How can ZMT’s interdisciplinary research help?

Achim Schlüter: Research on the socio-economic background is very useful when it comes to finding options for action. We have also studied collaborative behaviour in the case of two villages and discovered that the use of sustainable fishing methods does not necessarily go hand in hand with a willingness to cooperate for more sustainable fishing.

Rather, it depends on how experienced the fishermen are at working together. Local trawling requires more individual cooperation than trap-fishery which is carried out autonomously. Insights of this kind help everyone involved in their dealings with one another.

Jennifer Rehren: I also spent a year working together very closely with the fishermen on fisheries assessment of target resources in Chwaka Bay. We now know that in the case of three local fish species that are important in the region, there really are signs of overfishing, and we also know which fishing methods put them under the most pressure.

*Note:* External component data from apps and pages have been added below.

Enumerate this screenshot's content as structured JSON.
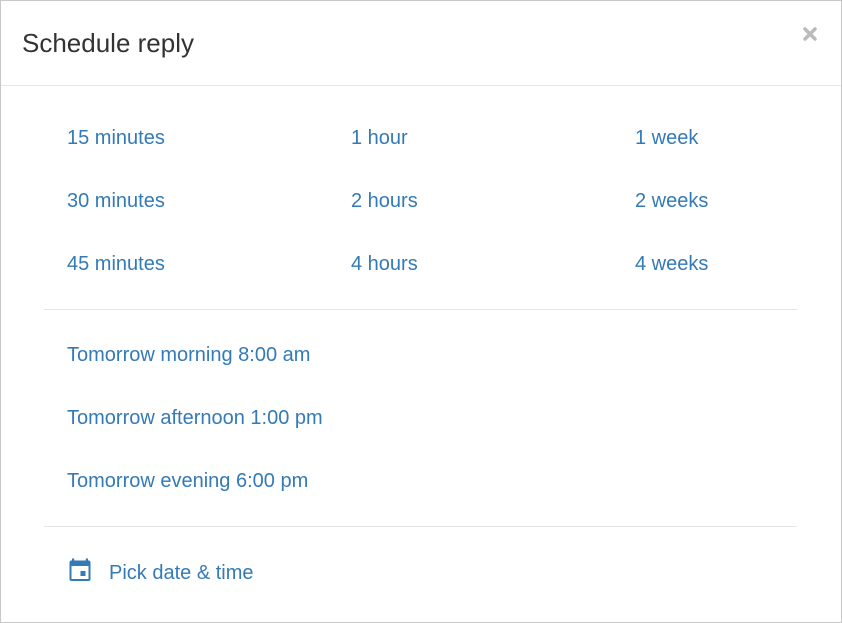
{
  "dialog": {
    "title": "Schedule reply",
    "close_label": "×"
  },
  "quick_options": {
    "col1": [
      "15 minutes",
      "30 minutes",
      "45 minutes"
    ],
    "col2": [
      "1 hour",
      "2 hours",
      "4 hours"
    ],
    "col3": [
      "1 week",
      "2 weeks",
      "4 weeks"
    ]
  },
  "tomorrow_options": [
    "Tomorrow morning 8:00 am",
    "Tomorrow afternoon 1:00 pm",
    "Tomorrow evening 6:00 pm"
  ],
  "pick": {
    "label": "Pick date & time",
    "icon": "calendar-icon"
  },
  "colors": {
    "link": "#337ab7",
    "title": "#333333",
    "divider": "#e5e5e5",
    "close": "#bbbbbb"
  }
}
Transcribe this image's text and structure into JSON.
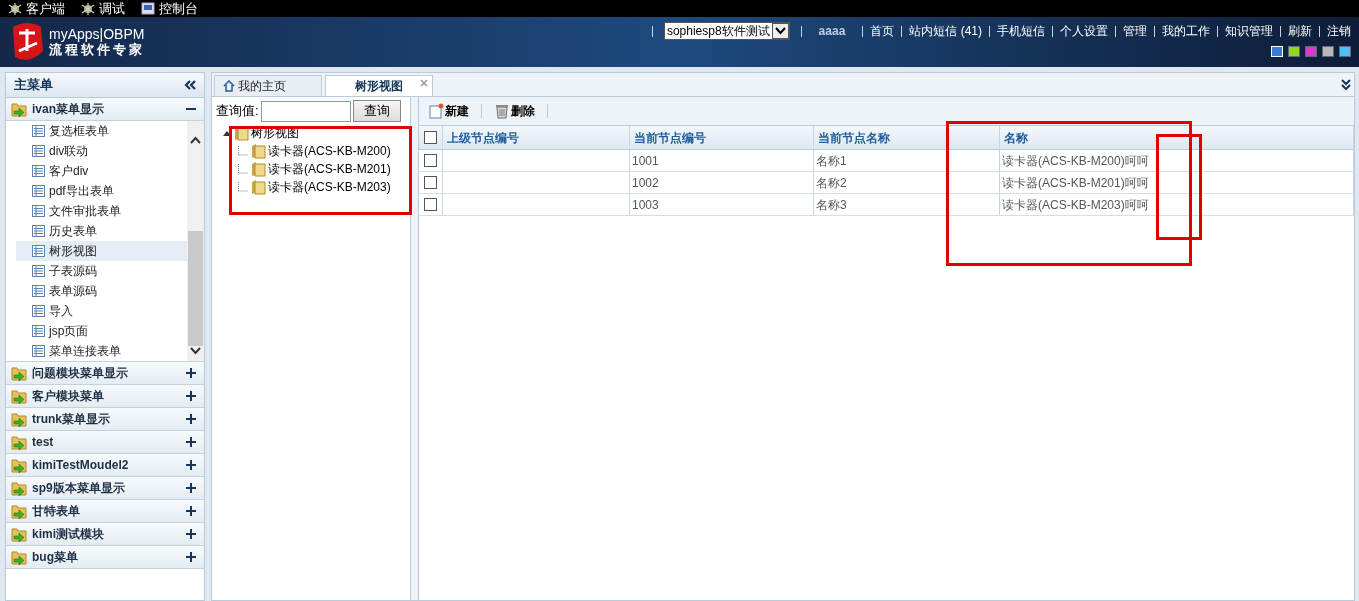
{
  "top_bar": {
    "items": [
      {
        "label": "客户端",
        "kind": "bug"
      },
      {
        "label": "调试",
        "kind": "bug"
      },
      {
        "label": "控制台",
        "kind": "console"
      }
    ]
  },
  "header": {
    "brand": "myApps|OBPM",
    "slogan": "流程软件专家",
    "app_select": {
      "value": "sophiesp8软件测试"
    },
    "user": "aaaa",
    "links": [
      "首页",
      "站内短信 (41)",
      "手机短信",
      "个人设置",
      "管理",
      "我的工作",
      "知识管理",
      "刷新",
      "注销"
    ],
    "themes": [
      {
        "color": "#3a7bd5",
        "selected": true
      },
      {
        "color": "#8fd628",
        "selected": false
      },
      {
        "color": "#d63ad0",
        "selected": false
      },
      {
        "color": "#b8b8b8",
        "selected": false
      },
      {
        "color": "#4cc0f0",
        "selected": false
      }
    ]
  },
  "sidebar": {
    "title": "主菜单",
    "groups": [
      {
        "label": "ivan菜单显示",
        "expanded": true,
        "items": [
          {
            "label": "复选框表单",
            "selected": false
          },
          {
            "label": "div联动",
            "selected": false
          },
          {
            "label": "客户div",
            "selected": false
          },
          {
            "label": "pdf导出表单",
            "selected": false
          },
          {
            "label": "文件审批表单",
            "selected": false
          },
          {
            "label": "历史表单",
            "selected": false
          },
          {
            "label": "树形视图",
            "selected": true
          },
          {
            "label": "子表源码",
            "selected": false
          },
          {
            "label": "表单源码",
            "selected": false
          },
          {
            "label": "导入",
            "selected": false
          },
          {
            "label": "jsp页面",
            "selected": false
          },
          {
            "label": "菜单连接表单",
            "selected": false
          }
        ]
      },
      {
        "label": "问题模块菜单显示",
        "expanded": false
      },
      {
        "label": "客户模块菜单",
        "expanded": false
      },
      {
        "label": "trunk菜单显示",
        "expanded": false
      },
      {
        "label": "test",
        "expanded": false
      },
      {
        "label": "kimiTestMoudel2",
        "expanded": false
      },
      {
        "label": "sp9版本菜单显示",
        "expanded": false
      },
      {
        "label": "甘特表单",
        "expanded": false
      },
      {
        "label": "kimi测试模块",
        "expanded": false
      },
      {
        "label": "bug菜单",
        "expanded": false
      }
    ]
  },
  "tabs": [
    {
      "label": "我的主页",
      "selected": false,
      "closable": false
    },
    {
      "label": "树形视图",
      "selected": true,
      "closable": true
    }
  ],
  "tree_panel": {
    "query_label": "查询值:",
    "query_button": "查询",
    "tree": [
      {
        "label": "树形视图",
        "expanded": true,
        "children": [
          {
            "label": "读卡器(ACS-KB-M200)"
          },
          {
            "label": "读卡器(ACS-KB-M201)"
          },
          {
            "label": "读卡器(ACS-KB-M203)"
          }
        ]
      }
    ]
  },
  "toolbar": [
    {
      "label": "新建",
      "kind": "new"
    },
    {
      "label": "删除",
      "kind": "delete"
    }
  ],
  "table": {
    "all_checked": false,
    "columns": [
      "上级节点编号",
      "当前节点编号",
      "当前节点名称",
      "名称"
    ],
    "rows": [
      {
        "checked": false,
        "cells": [
          "",
          "1001",
          "名称1",
          "读卡器(ACS-KB-M200)呵呵"
        ]
      },
      {
        "checked": false,
        "cells": [
          "",
          "1002",
          "名称2",
          "读卡器(ACS-KB-M201)呵呵"
        ]
      },
      {
        "checked": false,
        "cells": [
          "",
          "1003",
          "名称3",
          "读卡器(ACS-KB-M203)呵呵"
        ]
      }
    ]
  }
}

Surprisingly, it is effective trap-fishery that is responsible for the most pressure. During a workshop with fishermen from three villages, I passed on these findings and discussed them with them. They accepted them and were quite willing to cooperate.

The result was that the fishermen came out with very concrete suggestions as to how they should respond: one idea was a marine sanctuary where fishing would be prohibited; another was to create an artificial reef to increase the biomass. The fishermen’s suggestions are now

 
*ZMT’s policy briefs seek to highlight the practical use of the institute’s research and formulate concrete environmental policy recommendations for political decision-makers.


Author: Bettina Mittelstrass